An Ode To My Father For Making Me Get That Job
Updated: Apr 16, 2018
Through my first two years of highschool, I knew one thing was non-negotiable: I would have to get a job when I turned 16.
Along with participating in theatre and choir, I was a tri-sport athlete. Virtually every second of my life was jam-packed with “stuff.” I tried to use that as my reasoning why I couldn’t handle a job, but my father didn’t buy it. Work was extremely important to my dad, and he was insistent that my siblings and I learn the value of hard work early on. He told me I would thank him later.
So, after my 16th birthday, I landed a job at a sub shop in town. They were willing to work with my busy schedule and wanted me to start immediately.

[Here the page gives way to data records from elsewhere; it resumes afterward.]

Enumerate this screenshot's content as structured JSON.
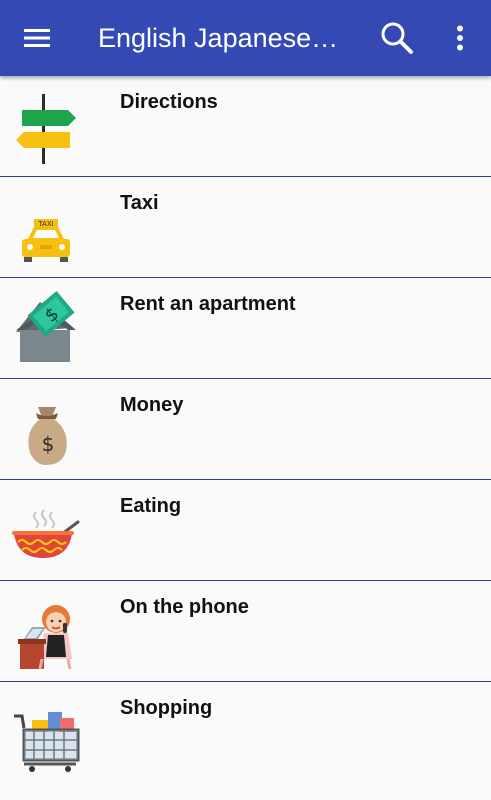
{
  "appbar": {
    "title": "English Japanese…",
    "menu_icon": "hamburger-menu-icon",
    "search_icon": "search-icon",
    "overflow_icon": "more-vert-icon",
    "color": "#3549b5"
  },
  "categories": [
    {
      "label": "Directions",
      "icon": "signpost-icon"
    },
    {
      "label": "Taxi",
      "icon": "taxi-icon"
    },
    {
      "label": "Rent an apartment",
      "icon": "house-money-icon"
    },
    {
      "label": "Money",
      "icon": "money-bag-icon"
    },
    {
      "label": "Eating",
      "icon": "food-bowl-icon"
    },
    {
      "label": "On the phone",
      "icon": "woman-phone-icon"
    },
    {
      "label": "Shopping",
      "icon": "shopping-cart-icon"
    }
  ]
}
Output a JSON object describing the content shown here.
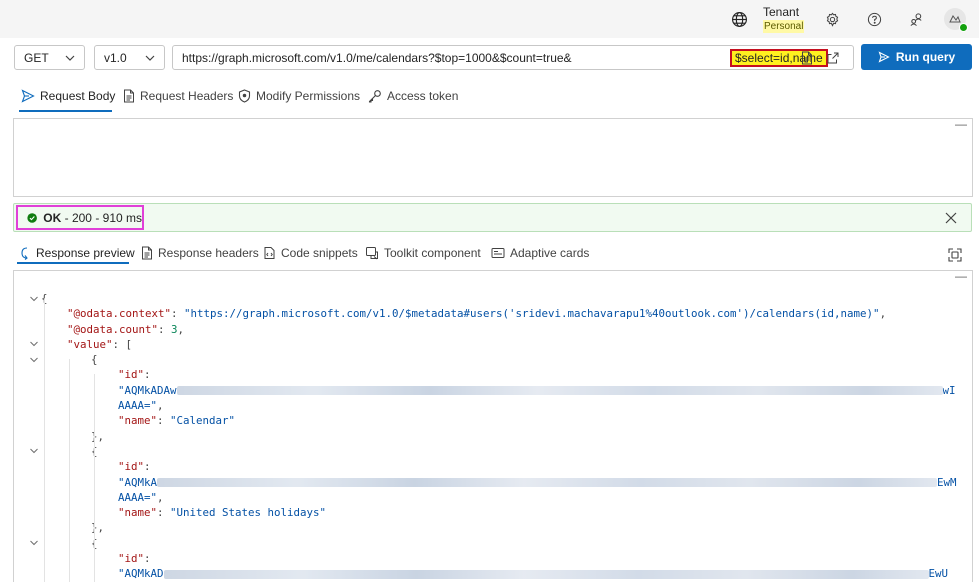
{
  "header": {
    "tenant_label": "Tenant",
    "tenant_sub": "Personal",
    "icons": [
      "globe-icon",
      "settings-icon",
      "help-icon",
      "feedback-icon",
      "avatar"
    ]
  },
  "query": {
    "method": "GET",
    "version": "v1.0",
    "url_prefix": "https://graph.microsoft.com/v1.0/me/calendars?$top=1000&$count=true&",
    "url_highlight": "$select=id,name",
    "run_label": "Run query"
  },
  "request_tabs": [
    {
      "label": "Request Body",
      "icon": "send-icon",
      "active": true
    },
    {
      "label": "Request Headers",
      "icon": "document-icon",
      "active": false
    },
    {
      "label": "Modify Permissions",
      "icon": "shield-icon",
      "active": false
    },
    {
      "label": "Access token",
      "icon": "key-icon",
      "active": false
    }
  ],
  "status": {
    "ok": "OK",
    "detail": " - 200 - 910 ms"
  },
  "response_tabs": [
    {
      "label": "Response preview",
      "icon": "preview-icon",
      "active": true
    },
    {
      "label": "Response headers",
      "icon": "document-icon",
      "active": false
    },
    {
      "label": "Code snippets",
      "icon": "code-icon",
      "active": false
    },
    {
      "label": "Toolkit component",
      "icon": "toolkit-icon",
      "active": false
    },
    {
      "label": "Adaptive cards",
      "icon": "card-icon",
      "active": false
    }
  ],
  "response": {
    "open_brace": "{",
    "context_key": "\"@odata.context\"",
    "context_val": "\"https://graph.microsoft.com/v1.0/$metadata#users('sridevi.machavarapu1%40outlook.com')/calendars(id,name)\"",
    "count_key": "\"@odata.count\"",
    "count_val": "3",
    "value_key": "\"value\"",
    "items": [
      {
        "id_key": "\"id\"",
        "id_start": "\"AQMkADAw",
        "id_end": "wI",
        "id_cont": "AAAA=\"",
        "name_key": "\"name\"",
        "name_val": "\"Calendar\""
      },
      {
        "id_key": "\"id\"",
        "id_start": "\"AQMkA",
        "id_end": "EwM",
        "id_cont": "AAAA=\"",
        "name_key": "\"name\"",
        "name_val": "\"United States holidays\""
      },
      {
        "id_key": "\"id\"",
        "id_start": "\"AQMkAD",
        "id_end": "EwU"
      }
    ]
  }
}
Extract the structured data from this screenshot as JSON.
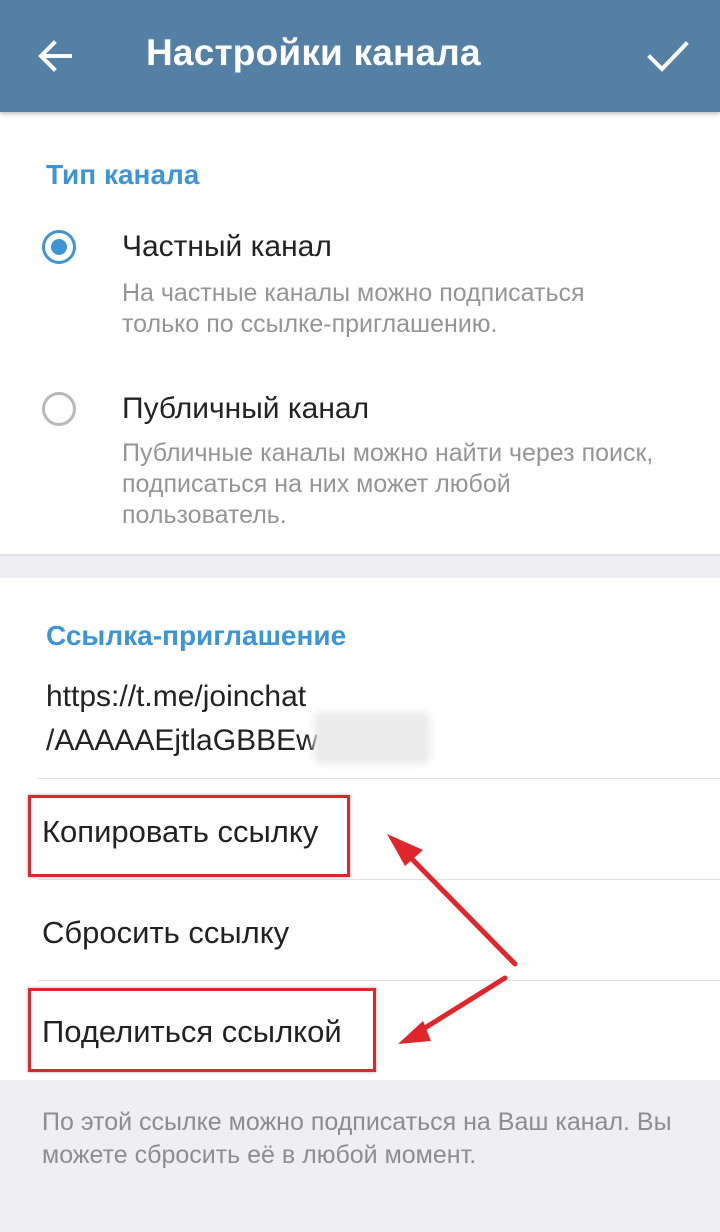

I hated the job.
I dreaded going to work. It was greasy, dirty, oily, messy and frustrating. I got home every school night no earlier than 11 p.m., drenched in oil and grease, smelling like meaty sandwiches.
At the time, I couldn’t stand going to work. I remember wishing that my parents would just “let me be a teenager” and not have a job. But looking back, it was the best thing I ever did.
It taught me countless lessons about life, relationships, time management and hard work. It taught me that sometimes you have to do things you don’t want to do. It taught me about how much goes into running a business. It taught me about humility, long nights and being a good coworker. It taught me about failure and success, and having to make decisions based on my priorities. I’m eternally grateful for that first job.
Now that I’m about to graduate college, getting my first “real” job is on my mind every single day. I’m constantly networking with people, tweaking my portfolio and applying for different positions. Most of my peers are in the same boat as me, so “getting a job” is a common topic of conversation.
Through these conversations, a mindset I’ve noticed is, “I don’t want to start in an entry-level role. I have a degree. I should start higher than that.”
Maybe it’s because I was raised to work hard and earn my stripes, but I can’t stand when I hear people talking that way. Of course, a college degree is extremely valuable, and when job searching, you should know your worth and stick up for yourself if you feel that you’re being undervalued. I fully agree with and understand that. What I don’t understand is entitlement and refusal to “work your way up.”
Sometimes, you have to start in a job you don’t absolutely adore. You may have a role that’s “lower” than what you always imagined for yourself. But, I would argue that every job you have in your life is character-building. It doesn’t matter if you’re 16 or 26. With each role, you learn new things about teamwork, people, yourself, how to behave when things go wrong and how to celebrate when things go right. You learn how to interact with others, how to challenge yourself and how to be a part of something bigger.
I think it’s important to remember these things as graduation approaches. Every job you have helps build and guide you to become the best version of yourself. Confidence and modesty are both equally important and should be balanced as best as possible. If you work hard, treat others well and do your best, great opportunities will arise when the time is right.
I will forever be grateful to my father for making me get that first job because it taught me many invaluable lessons.
Go ahead, Dad, say it:
You told me so.